FOR IMMEDIATE RELEASE
September 2, 2011
Bruce Pendery, Wyoming Outdoor Council, 435-752-2111; 435-760-6217; firstname.lastname@example.org
Wyoming Outdoor Council calls the decision ‘distressing’
Lander, Wyo. — President Barack Obama announced on Friday that the Environmental Protection Agency will abandon its plan to strengthen air-quality rules — as had been unanimously recommended by an expert advisory group of air quality scientists and medical professionals.
Observers had expected the EPA to issue the new regulations sometime this summer, in an effort to reduce industrial emissions of the chemicals that cause smog and dangerous ground-level ozone pollution, which can be especially harmful to children, the elderly, and those with respiratory difficulties, such as asthma.
The New York Times reported that this decision by Obama came “after an intense lobbying campaign by industry, which said the new rule would cost billions of dollars and hundreds of thousands of jobs.”
“This decision is distressing,” said Bruce Pendery with the Wyoming Outdoor Council.
The Wyoming Outdoor Council has worked for years, along with citizens in the Pinedale area, to raise awareness about dangerous levels of ozone pollution there, and about the need to strengthen protections for the people who live and work in the area.
“You’ll hear people try to make the argument that these regulations will hurt the economy and cost jobs, etc.” Pendery said. “Industry lobbyists have made these same arguments about every commonsense pollution control since the Nixon administration — and the sky has never fallen like they claimed it would. And we’ve all benefited from cleaner air and water.”

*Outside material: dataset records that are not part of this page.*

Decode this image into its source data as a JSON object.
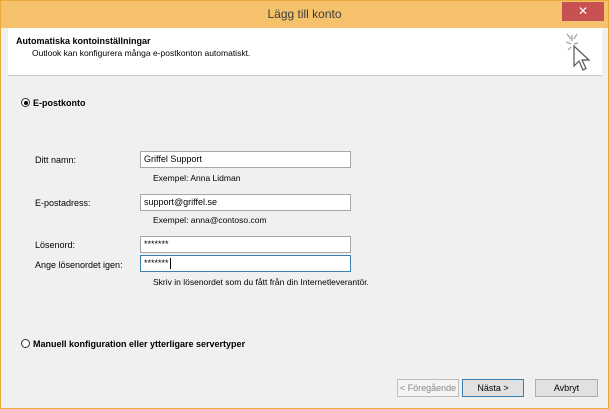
{
  "window": {
    "title": "Lägg till konto",
    "close_label": "✕"
  },
  "header": {
    "title": "Automatiska kontoinställningar",
    "subtitle": "Outlook kan konfigurera många e-postkonton automatiskt."
  },
  "email_account": {
    "radio_label": "E-postkonto",
    "selected": true,
    "name_label": "Ditt namn:",
    "name_value": "Griffel Support",
    "name_hint": "Exempel: Anna Lidman",
    "email_label": "E-postadress:",
    "email_value": "support@griffel.se",
    "email_hint": "Exempel: anna@contoso.com",
    "password_label": "Lösenord:",
    "password_value": "*******",
    "password_repeat_label": "Ange lösenordet igen:",
    "password_repeat_value": "*******",
    "password_hint": "Skriv in lösenordet som du fått från din Internetleverantör."
  },
  "manual_config": {
    "radio_label": "Manuell konfiguration eller ytterligare servertyper",
    "selected": false
  },
  "buttons": {
    "back": "< Föregående",
    "next": "Nästa >",
    "cancel": "Avbryt"
  },
  "icons": {
    "close": "close-icon",
    "wizard": "magic-cursor-icon"
  }
}
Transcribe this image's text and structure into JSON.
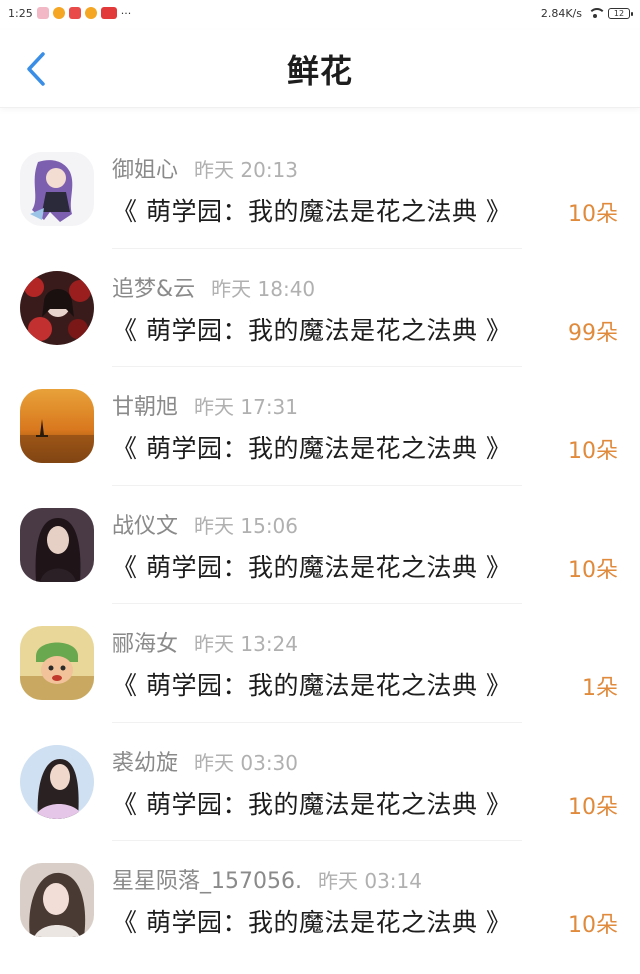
{
  "status_bar": {
    "time": "1:25",
    "more": "···",
    "net_speed": "2.84K/s",
    "battery": "12"
  },
  "header": {
    "title": "鲜花"
  },
  "records": [
    {
      "name": "御姐心",
      "time": "昨天 20:13",
      "book": "《 萌学园：我的魔法是花之法典 》",
      "amount": "10朵"
    },
    {
      "name": "追梦&云",
      "time": "昨天 18:40",
      "book": "《 萌学园：我的魔法是花之法典 》",
      "amount": "99朵"
    },
    {
      "name": "甘朝旭",
      "time": "昨天 17:31",
      "book": "《 萌学园：我的魔法是花之法典 》",
      "amount": "10朵"
    },
    {
      "name": "战仪文",
      "time": "昨天 15:06",
      "book": "《 萌学园：我的魔法是花之法典 》",
      "amount": "10朵"
    },
    {
      "name": "郦海女",
      "time": "昨天 13:24",
      "book": "《 萌学园：我的魔法是花之法典 》",
      "amount": "1朵"
    },
    {
      "name": "裘幼旋",
      "time": "昨天 03:30",
      "book": "《 萌学园：我的魔法是花之法典 》",
      "amount": "10朵"
    },
    {
      "name": "星星陨落_157056.",
      "time": "昨天 03:14",
      "book": "《 萌学园：我的魔法是花之法典 》",
      "amount": "10朵"
    }
  ],
  "colors": {
    "accent_blue": "#3a8ee6",
    "amount_orange": "#e08a3c"
  }
}
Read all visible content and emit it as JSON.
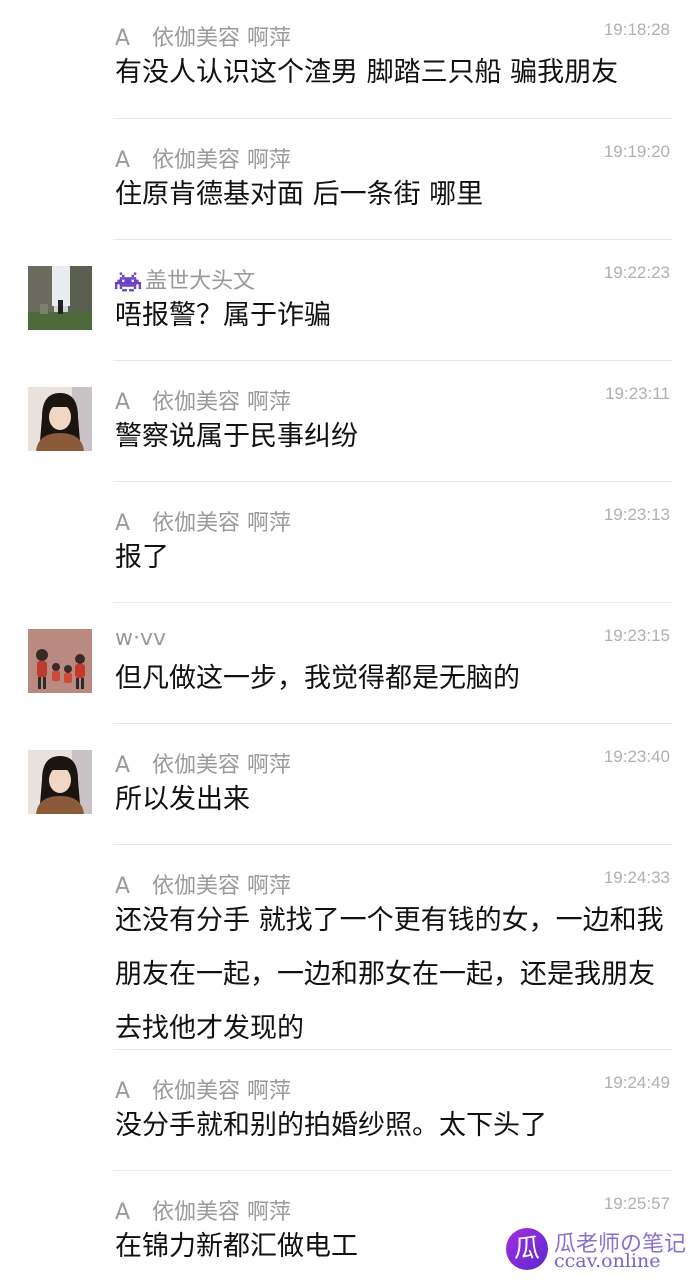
{
  "messages": [
    {
      "name": "A　依伽美容 啊萍",
      "time": "19:18:28",
      "text": "有没人认识这个渣男 脚踏三只船 骗我朋友",
      "avatar": "none"
    },
    {
      "name": "A　依伽美容 啊萍",
      "time": "19:19:20",
      "text": "住原肯德基对面 后一条街 哪里",
      "avatar": "none"
    },
    {
      "name": "盖世大头文",
      "name_icon": "space-invader-icon",
      "time": "19:22:23",
      "text": "唔报警？属于诈骗",
      "avatar": "landscape-photo"
    },
    {
      "name": "A　依伽美容 啊萍",
      "time": "19:23:11",
      "text": "警察说属于民事纠纷",
      "avatar": "woman-portrait"
    },
    {
      "name": "A　依伽美容 啊萍",
      "time": "19:23:13",
      "text": "报了",
      "avatar": "none"
    },
    {
      "name": "w·vv",
      "time": "19:23:15",
      "text": "但凡做这一步，我觉得都是无脑的",
      "avatar": "family-cartoon"
    },
    {
      "name": "A　依伽美容 啊萍",
      "time": "19:23:40",
      "text": "所以发出来",
      "avatar": "woman-portrait"
    },
    {
      "name": "A　依伽美容 啊萍",
      "time": "19:24:33",
      "text": "还没有分手 就找了一个更有钱的女，一边和我朋友在一起，一边和那女在一起，还是我朋友去找他才发现的",
      "avatar": "none"
    },
    {
      "name": "A　依伽美容 啊萍",
      "time": "19:24:49",
      "text": "没分手就和别的拍婚纱照。太下头了",
      "avatar": "none"
    },
    {
      "name": "A　依伽美容 啊萍",
      "time": "19:25:57",
      "text": "在锦力新都汇做电工",
      "avatar": "none"
    }
  ],
  "watermark": {
    "logo_glyph": "瓜",
    "title": "瓜老师の笔记",
    "url": "ccav.online"
  }
}
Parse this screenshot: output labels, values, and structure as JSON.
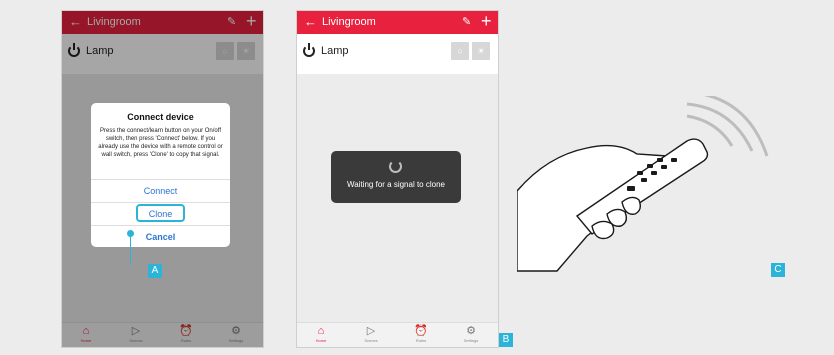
{
  "app": {
    "header_title": "Livingroom",
    "device_name": "Lamp",
    "off_symbol": "○",
    "on_symbol": "☀"
  },
  "tabs": [
    {
      "label": "Home",
      "icon": "home-icon"
    },
    {
      "label": "Scenes",
      "icon": "play-icon"
    },
    {
      "label": "Rules",
      "icon": "alarm-icon"
    },
    {
      "label": "Settings",
      "icon": "gear-icon"
    }
  ],
  "dialog": {
    "title": "Connect device",
    "body": "Press the connect/learn button on your On/off switch, then press 'Connect' below. If you already use the device with a remote control or wall switch, press 'Clone' to copy that signal.",
    "connect": "Connect",
    "clone": "Clone",
    "cancel": "Cancel"
  },
  "toast": {
    "message": "Waiting for a signal to clone"
  },
  "markers": {
    "a": "A",
    "b": "B",
    "c": "C"
  },
  "colors": {
    "accent": "#e8213f",
    "callout": "#2bb4d8",
    "link": "#2a76d2"
  }
}
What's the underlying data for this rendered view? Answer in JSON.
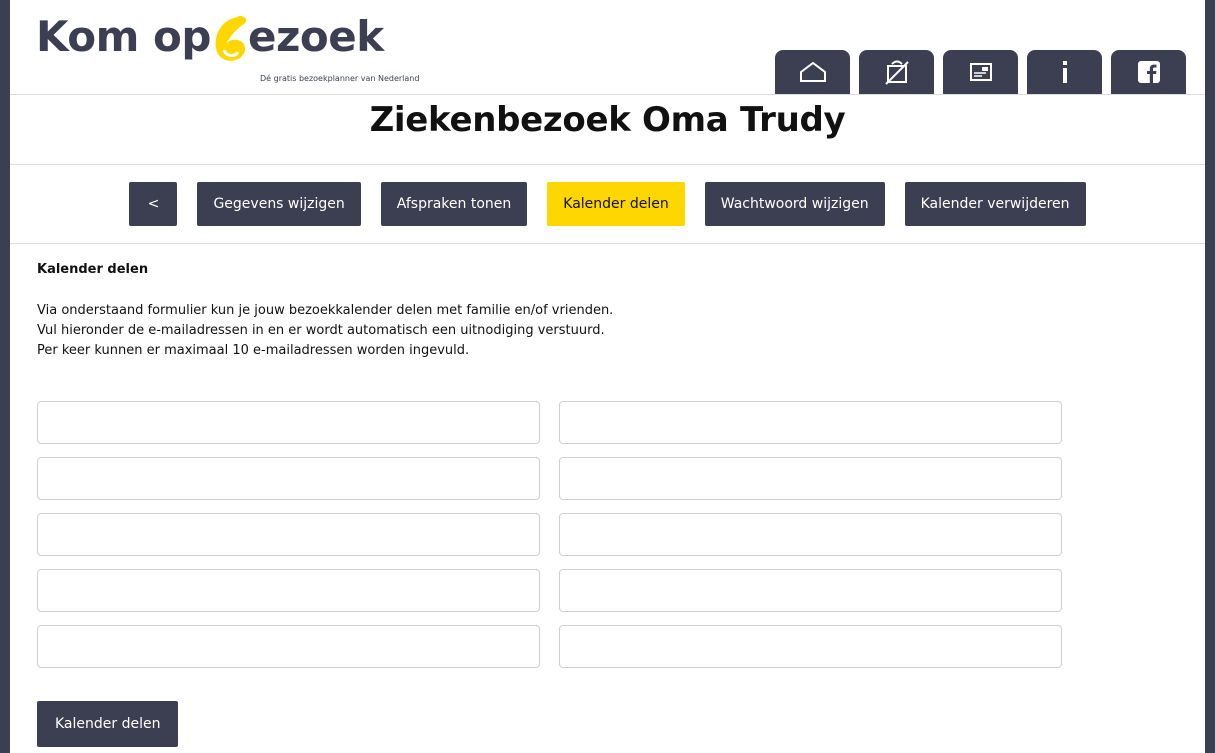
{
  "brand": {
    "logo_part1": "Kom op ",
    "logo_part2": "ezoek",
    "tagline": "Dé gratis bezoekplanner van Nederland",
    "accent_color": "#ffd700",
    "dark_color": "#3c3f51"
  },
  "topnav": [
    {
      "icon": "home-icon"
    },
    {
      "icon": "calendar-edit-icon"
    },
    {
      "icon": "contact-card-icon"
    },
    {
      "icon": "info-icon"
    },
    {
      "icon": "facebook-icon"
    }
  ],
  "page_title": "Ziekenbezoek Oma Trudy",
  "subnav": {
    "back": "<",
    "edit_details": "Gegevens wijzigen",
    "show_appointments": "Afspraken tonen",
    "share_calendar": "Kalender delen",
    "change_password": "Wachtwoord wijzigen",
    "delete_calendar": "Kalender verwijderen"
  },
  "share_form": {
    "title": "Kalender delen",
    "intro_line1": "Via onderstaand formulier kun je jouw bezoekkalender delen met familie en/of vrienden.",
    "intro_line2": "Vul hieronder de e-mailadressen in en er wordt automatisch een uitnodiging verstuurd.",
    "intro_line3": "Per keer kunnen er maximaal 10 e-mailadressen worden ingevuld.",
    "email_values": [
      "",
      "",
      "",
      "",
      "",
      "",
      "",
      "",
      "",
      ""
    ],
    "submit_label": "Kalender delen"
  }
}
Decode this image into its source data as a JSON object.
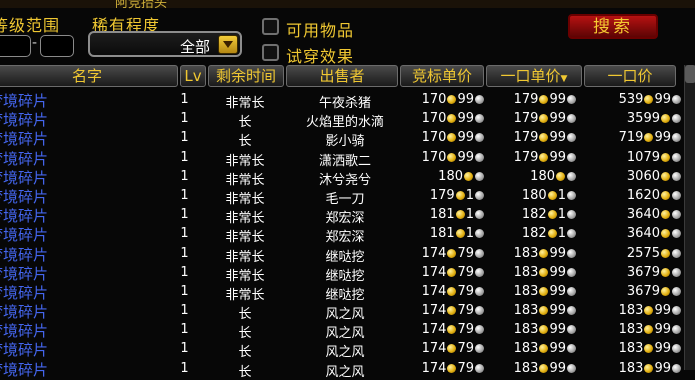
{
  "window": {
    "title_fragment": "阿竞抬头"
  },
  "filters": {
    "level_range_label": "等级范围",
    "level_min": "",
    "level_max": "",
    "level_separator": "-",
    "rarity_label": "稀有程度",
    "rarity_value": "全部",
    "usable_label": "可用物品",
    "tryon_label": "试穿效果"
  },
  "search_label": "搜索",
  "headers": {
    "name": "名字",
    "lv": "Lv",
    "time": "剩余时间",
    "seller": "出售者",
    "bid": "竞标单价",
    "buyout_unit": "一口单价",
    "buyout": "一口价"
  },
  "rows": [
    {
      "name": "梦境碎片",
      "lv": "1",
      "time": "非常长",
      "seller": "午夜杀猪",
      "bid": {
        "g": "170",
        "s": "99"
      },
      "buy": {
        "g": "179",
        "s": "99"
      },
      "total": {
        "g": "539",
        "s": "99"
      }
    },
    {
      "name": "梦境碎片",
      "lv": "1",
      "time": "长",
      "seller": "火焰里的水滴",
      "bid": {
        "g": "170",
        "s": "99"
      },
      "buy": {
        "g": "179",
        "s": "99"
      },
      "total": {
        "g": "3599",
        "s": ""
      }
    },
    {
      "name": "梦境碎片",
      "lv": "1",
      "time": "长",
      "seller": "影小骑",
      "bid": {
        "g": "170",
        "s": "99"
      },
      "buy": {
        "g": "179",
        "s": "99"
      },
      "total": {
        "g": "719",
        "s": "99"
      }
    },
    {
      "name": "梦境碎片",
      "lv": "1",
      "time": "非常长",
      "seller": "潇洒歌二",
      "bid": {
        "g": "170",
        "s": "99"
      },
      "buy": {
        "g": "179",
        "s": "99"
      },
      "total": {
        "g": "1079",
        "s": ""
      }
    },
    {
      "name": "梦境碎片",
      "lv": "1",
      "time": "非常长",
      "seller": "沐兮尧兮",
      "bid": {
        "g": "180",
        "s": ""
      },
      "buy": {
        "g": "180",
        "s": ""
      },
      "total": {
        "g": "3060",
        "s": ""
      }
    },
    {
      "name": "梦境碎片",
      "lv": "1",
      "time": "非常长",
      "seller": "毛一刀",
      "bid": {
        "g": "179",
        "s": "1"
      },
      "buy": {
        "g": "180",
        "s": "1"
      },
      "total": {
        "g": "1620",
        "s": ""
      }
    },
    {
      "name": "梦境碎片",
      "lv": "1",
      "time": "非常长",
      "seller": "郑宏深",
      "bid": {
        "g": "181",
        "s": "1"
      },
      "buy": {
        "g": "182",
        "s": "1"
      },
      "total": {
        "g": "3640",
        "s": ""
      }
    },
    {
      "name": "梦境碎片",
      "lv": "1",
      "time": "非常长",
      "seller": "郑宏深",
      "bid": {
        "g": "181",
        "s": "1"
      },
      "buy": {
        "g": "182",
        "s": "1"
      },
      "total": {
        "g": "3640",
        "s": ""
      }
    },
    {
      "name": "梦境碎片",
      "lv": "1",
      "time": "非常长",
      "seller": "继哒挖",
      "bid": {
        "g": "174",
        "s": "79"
      },
      "buy": {
        "g": "183",
        "s": "99"
      },
      "total": {
        "g": "2575",
        "s": ""
      }
    },
    {
      "name": "梦境碎片",
      "lv": "1",
      "time": "非常长",
      "seller": "继哒挖",
      "bid": {
        "g": "174",
        "s": "79"
      },
      "buy": {
        "g": "183",
        "s": "99"
      },
      "total": {
        "g": "3679",
        "s": ""
      }
    },
    {
      "name": "梦境碎片",
      "lv": "1",
      "time": "非常长",
      "seller": "继哒挖",
      "bid": {
        "g": "174",
        "s": "79"
      },
      "buy": {
        "g": "183",
        "s": "99"
      },
      "total": {
        "g": "3679",
        "s": ""
      }
    },
    {
      "name": "梦境碎片",
      "lv": "1",
      "time": "长",
      "seller": "风之风",
      "bid": {
        "g": "174",
        "s": "79"
      },
      "buy": {
        "g": "183",
        "s": "99"
      },
      "total": {
        "g": "183",
        "s": "99"
      }
    },
    {
      "name": "梦境碎片",
      "lv": "1",
      "time": "长",
      "seller": "风之风",
      "bid": {
        "g": "174",
        "s": "79"
      },
      "buy": {
        "g": "183",
        "s": "99"
      },
      "total": {
        "g": "183",
        "s": "99"
      }
    },
    {
      "name": "梦境碎片",
      "lv": "1",
      "time": "长",
      "seller": "风之风",
      "bid": {
        "g": "174",
        "s": "79"
      },
      "buy": {
        "g": "183",
        "s": "99"
      },
      "total": {
        "g": "183",
        "s": "99"
      }
    },
    {
      "name": "梦境碎片",
      "lv": "1",
      "time": "长",
      "seller": "风之风",
      "bid": {
        "g": "174",
        "s": "79"
      },
      "buy": {
        "g": "183",
        "s": "99"
      },
      "total": {
        "g": "183",
        "s": "99"
      }
    }
  ]
}
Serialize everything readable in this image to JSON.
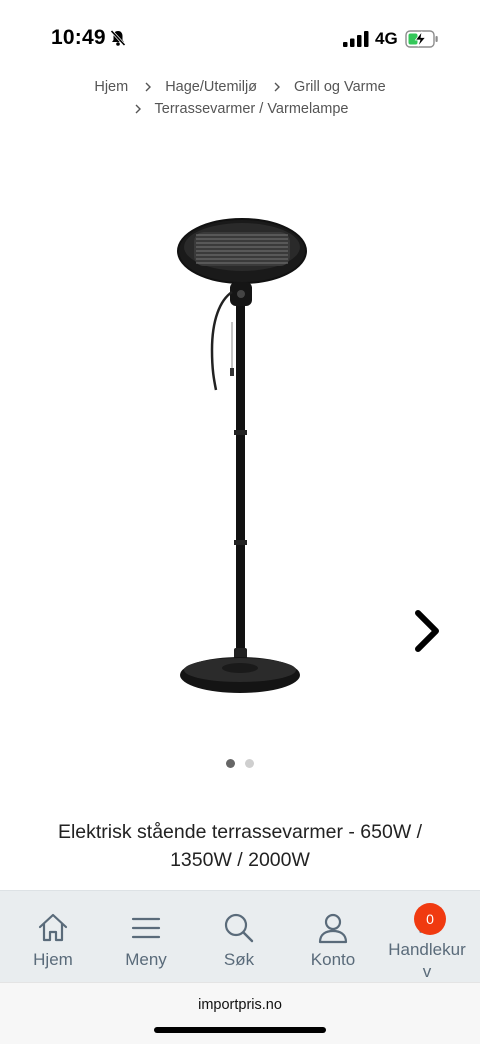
{
  "status_bar": {
    "time": "10:49",
    "network": "4G",
    "icons": [
      "bell-slash-icon",
      "signal-icon",
      "battery-charging-icon"
    ],
    "battery_color": "#34c759"
  },
  "breadcrumb": {
    "items": [
      "Hjem",
      "Hage/Utemiljø",
      "Grill og Varme",
      "Terrassevarmer / Varmelampe"
    ]
  },
  "gallery": {
    "image": "standing-patio-heater",
    "slide_count": 2,
    "active_slide": 1
  },
  "product": {
    "title": "Elektrisk stående terrassevarmer - 650W / 1350W / 2000W"
  },
  "bottom_nav": {
    "items": [
      {
        "label": "Hjem",
        "icon": "home-icon"
      },
      {
        "label": "Meny",
        "icon": "menu-icon"
      },
      {
        "label": "Søk",
        "icon": "search-icon"
      },
      {
        "label": "Konto",
        "icon": "user-icon"
      },
      {
        "label": "Handlekurv",
        "icon": "cart-icon"
      }
    ],
    "cart_count": "0",
    "badge_color": "#f03a10"
  },
  "browser": {
    "url": "importpris.no"
  }
}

“But more importantly — and our members remind us of this all the time — it’s not enough just to have jobs,” Pendery said. “We also have to make sure those workers, their families, and their communities are safe and they’re not being harmed by the industrial development.”